Then came the nail in the coffin. In the 2014-2015 NBA season, the former all-star David Lee only played in 49 games for the Warriors, only starting in four. That season he put up the worst numbers of his career since his rookie season. The double-double machine averaged 7.9 points and 5.2 rebounds in the 2014-2015 season. He did not start one game that postseason. Draymond Green started all 79 games that he played in during that regular season, averaging 11.7 points, 8.2 rebounds, and 3.7 assists in 31.5 minutes of play. He started in all 21 of the postseason games he played in, averaging 13.7 points, 10.1 rebounds, and 5.2 assists in 37.3 minutes per game. The Warriors went on to win the title that year. David Lee became an afterthought and all of a sudden was a Celtic the next season. The rest is history. Draymond went on to sign a five-year 85 million dollar contract with the Warriors. He had his best season this past year, averaging 14.0 points per game, 9.5 rebounds, and 7.4 assists during the regular season. He was also second in triple-doubles with 13 behind Russell Westbrook’s ludicrous 18.

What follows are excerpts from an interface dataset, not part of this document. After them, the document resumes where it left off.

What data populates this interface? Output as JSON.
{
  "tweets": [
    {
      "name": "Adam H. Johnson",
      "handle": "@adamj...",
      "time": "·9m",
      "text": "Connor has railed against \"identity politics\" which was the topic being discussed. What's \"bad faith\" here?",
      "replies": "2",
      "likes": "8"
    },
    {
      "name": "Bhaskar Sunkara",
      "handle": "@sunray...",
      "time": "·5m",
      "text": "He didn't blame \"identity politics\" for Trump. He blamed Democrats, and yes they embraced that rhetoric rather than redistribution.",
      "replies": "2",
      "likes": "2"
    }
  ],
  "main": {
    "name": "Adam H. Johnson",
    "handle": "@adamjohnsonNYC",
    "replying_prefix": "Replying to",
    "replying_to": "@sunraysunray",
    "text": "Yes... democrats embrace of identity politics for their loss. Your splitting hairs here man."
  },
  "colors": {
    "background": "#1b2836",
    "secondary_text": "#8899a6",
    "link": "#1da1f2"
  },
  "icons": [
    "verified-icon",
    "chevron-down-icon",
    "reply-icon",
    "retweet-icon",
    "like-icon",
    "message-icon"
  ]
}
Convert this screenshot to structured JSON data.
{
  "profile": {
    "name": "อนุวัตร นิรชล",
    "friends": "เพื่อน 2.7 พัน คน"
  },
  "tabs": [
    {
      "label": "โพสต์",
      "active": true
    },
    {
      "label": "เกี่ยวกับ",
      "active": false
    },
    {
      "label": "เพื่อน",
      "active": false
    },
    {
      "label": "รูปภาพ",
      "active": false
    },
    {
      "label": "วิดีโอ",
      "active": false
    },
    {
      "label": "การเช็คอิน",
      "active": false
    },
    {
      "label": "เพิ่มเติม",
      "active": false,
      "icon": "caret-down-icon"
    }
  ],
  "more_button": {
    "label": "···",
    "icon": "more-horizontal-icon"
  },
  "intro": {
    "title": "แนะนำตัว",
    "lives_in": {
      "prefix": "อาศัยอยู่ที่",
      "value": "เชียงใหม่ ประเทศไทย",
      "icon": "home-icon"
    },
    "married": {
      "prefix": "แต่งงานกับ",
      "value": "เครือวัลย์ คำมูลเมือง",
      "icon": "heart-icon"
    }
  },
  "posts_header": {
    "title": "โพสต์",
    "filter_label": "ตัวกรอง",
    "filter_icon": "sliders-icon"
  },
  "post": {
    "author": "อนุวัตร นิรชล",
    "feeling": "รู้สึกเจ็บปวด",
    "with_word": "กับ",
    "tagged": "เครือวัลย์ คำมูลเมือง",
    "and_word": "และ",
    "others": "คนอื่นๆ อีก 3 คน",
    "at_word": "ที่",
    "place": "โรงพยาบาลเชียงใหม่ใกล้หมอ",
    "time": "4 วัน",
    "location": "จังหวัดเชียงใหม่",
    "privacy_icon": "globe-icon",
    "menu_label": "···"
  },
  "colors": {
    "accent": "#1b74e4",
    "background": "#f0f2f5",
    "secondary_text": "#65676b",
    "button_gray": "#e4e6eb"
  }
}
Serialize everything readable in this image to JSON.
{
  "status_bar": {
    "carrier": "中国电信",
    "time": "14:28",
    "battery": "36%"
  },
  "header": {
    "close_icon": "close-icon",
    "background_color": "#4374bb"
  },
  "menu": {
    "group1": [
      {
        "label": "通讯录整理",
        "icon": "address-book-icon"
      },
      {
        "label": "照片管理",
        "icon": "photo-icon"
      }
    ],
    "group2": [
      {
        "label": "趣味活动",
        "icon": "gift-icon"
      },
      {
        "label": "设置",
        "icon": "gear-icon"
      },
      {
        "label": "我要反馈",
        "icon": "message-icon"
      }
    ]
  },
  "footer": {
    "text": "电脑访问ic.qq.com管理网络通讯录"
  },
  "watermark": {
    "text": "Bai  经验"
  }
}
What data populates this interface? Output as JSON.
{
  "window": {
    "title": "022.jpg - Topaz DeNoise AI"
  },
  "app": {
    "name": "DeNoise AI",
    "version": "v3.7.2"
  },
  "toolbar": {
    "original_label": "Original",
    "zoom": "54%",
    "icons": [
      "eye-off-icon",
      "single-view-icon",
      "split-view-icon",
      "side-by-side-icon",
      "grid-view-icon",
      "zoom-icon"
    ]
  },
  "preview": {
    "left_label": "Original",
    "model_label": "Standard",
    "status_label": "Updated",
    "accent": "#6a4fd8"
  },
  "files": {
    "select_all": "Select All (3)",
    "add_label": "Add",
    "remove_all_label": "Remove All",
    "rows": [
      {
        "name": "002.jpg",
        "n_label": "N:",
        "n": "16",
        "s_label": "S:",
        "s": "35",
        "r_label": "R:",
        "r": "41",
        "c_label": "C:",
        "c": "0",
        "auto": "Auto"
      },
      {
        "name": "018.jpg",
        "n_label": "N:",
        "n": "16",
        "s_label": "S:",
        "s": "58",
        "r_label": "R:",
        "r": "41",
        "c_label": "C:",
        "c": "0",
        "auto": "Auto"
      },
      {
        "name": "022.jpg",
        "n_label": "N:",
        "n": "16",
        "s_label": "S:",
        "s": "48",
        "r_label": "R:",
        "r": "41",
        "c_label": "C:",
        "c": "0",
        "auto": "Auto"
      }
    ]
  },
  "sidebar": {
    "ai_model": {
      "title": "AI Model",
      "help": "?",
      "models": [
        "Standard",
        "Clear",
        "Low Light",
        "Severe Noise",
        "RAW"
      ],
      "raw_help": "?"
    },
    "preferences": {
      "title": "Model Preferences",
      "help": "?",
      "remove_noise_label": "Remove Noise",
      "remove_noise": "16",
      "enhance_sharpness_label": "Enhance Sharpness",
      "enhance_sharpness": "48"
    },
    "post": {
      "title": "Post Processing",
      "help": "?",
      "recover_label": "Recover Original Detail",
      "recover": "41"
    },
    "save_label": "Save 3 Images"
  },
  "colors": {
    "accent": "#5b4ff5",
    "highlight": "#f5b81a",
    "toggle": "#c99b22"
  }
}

Draymond took advantage of his opportunity, and it sent David Lee packing his bags. Draymond can guard all five positions, he has great leadership qualities, great passing vision, and is very much the “glue guy” for the Warriors. David Lee’s injuries opened the doors for Draymond to step in and showcase his talents. He played so well, that when David Lee was ready to return, his starting spot was no longer his. The NBA is full of opportunities. Many players never even get their shot. However, if you do get your chance, make sure it counts like Draymond’s did. He went from a second-round pick to an NBA all-star and champion.